Previous reviews and meta-analyses of spinal manipulation for low back pain have not specifically addressed Osteopathic manipulative treatment (OMT) and generally have focused on spinal manipulation as an alternative to conventional treatment. In this study the authors set out to assess the efficacy of OMT as distinct from general spinal manipulation

Computerized bibliographic searches of MEDLINE, EMBASE, MANTIS, OSTMED, and the Cochrane Central Register of Controlled Trials were used. These were supplemented with additional database and manual searches of the literature.
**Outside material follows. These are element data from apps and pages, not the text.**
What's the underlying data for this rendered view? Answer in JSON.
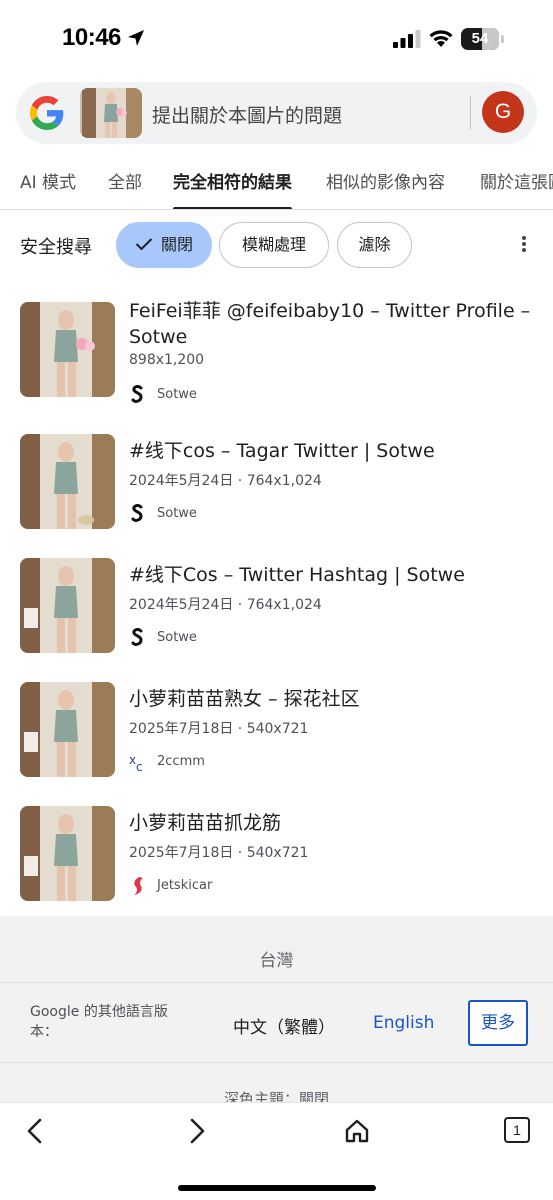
{
  "status_bar": {
    "time": "10:46",
    "battery": "54"
  },
  "search": {
    "query_placeholder": "提出關於本圖片的問題",
    "avatar_letter": "G"
  },
  "tabs": [
    {
      "label": "AI 模式"
    },
    {
      "label": "全部"
    },
    {
      "label": "完全相符的結果"
    },
    {
      "label": "相似的影像內容"
    },
    {
      "label": "關於這張圖"
    }
  ],
  "safe_search": {
    "label": "安全搜尋",
    "chips": [
      {
        "label": "關閉"
      },
      {
        "label": "模糊處理"
      },
      {
        "label": "濾除"
      }
    ]
  },
  "results": [
    {
      "title": "FeiFei菲菲 @feifeibaby10 – Twitter Profile – Sotwe",
      "meta": "898x1,200",
      "source": "Sotwe",
      "source_icon": "sotwe-icon"
    },
    {
      "title": "#线下cos – Tagar Twitter | Sotwe",
      "meta": "2024年5月24日 · 764x1,024",
      "source": "Sotwe",
      "source_icon": "sotwe-icon"
    },
    {
      "title": "#线下Cos – Twitter Hashtag | Sotwe",
      "meta": "2024年5月24日 · 764x1,024",
      "source": "Sotwe",
      "source_icon": "sotwe-icon"
    },
    {
      "title": "小萝莉苗苗熟女 – 探花社区",
      "meta": "2025年7月18日 · 540x721",
      "source": "2ccmm",
      "source_icon": "xc-icon"
    },
    {
      "title": "小萝莉苗苗抓龙筋",
      "meta": "2025年7月18日 · 540x721",
      "source": "Jetskicar",
      "source_icon": "jetskicar-icon"
    }
  ],
  "footer": {
    "region": "台灣",
    "language_label": "Google 的其他語言版本：",
    "languages": [
      "中文（繁體）",
      "English"
    ],
    "more_label": "更多",
    "cut_text": "深色主題：關閉"
  },
  "toolbar": {
    "tabs_count": "1"
  },
  "colors": {
    "accent_blue": "#1a55c8",
    "chip_selected": "#a8c7fa",
    "avatar_bg": "#c4361b"
  }
}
Overall, OMT significantly reduced low back pain (effect size, -0.30; 95% confidence interval, -0.47 - -0.13; P = .001). Stratified analyses demonstrated significant pain reductions in trials of OMT vs active treatment or placebo control and OMT vs no treatment control. There were significant pain reductions with OMT regardless of whether trials were performed in the United Kingdom or the United States. Significant pain reductions were also observed during short-, intermediate-, and long-term follow-up.

This paper concludes that OMT significantly reduces low back pain. The level of pain reduction is greater than expected from placebo effects alone and persists for at least three months. The researchers suggest that further investigation is warranted to determine how OMT exerts its effects. To see whether OMT benefits are long lasting, and to assess the cost-effectiveness of OMT as a complementary treatment for low back pain.
Osteopathic manipulative treatment for low back pain: a systematic review and meta-analysis of randomized controlled trials.

Licciardone JC, Brimhall AK, King LN.

Osteopathic Research Center, University of North Texas Health Science Center, Fort Worth, TX 76107, USA.

BMC Musculoskelet Disord. 2005 Aug 4;6:43.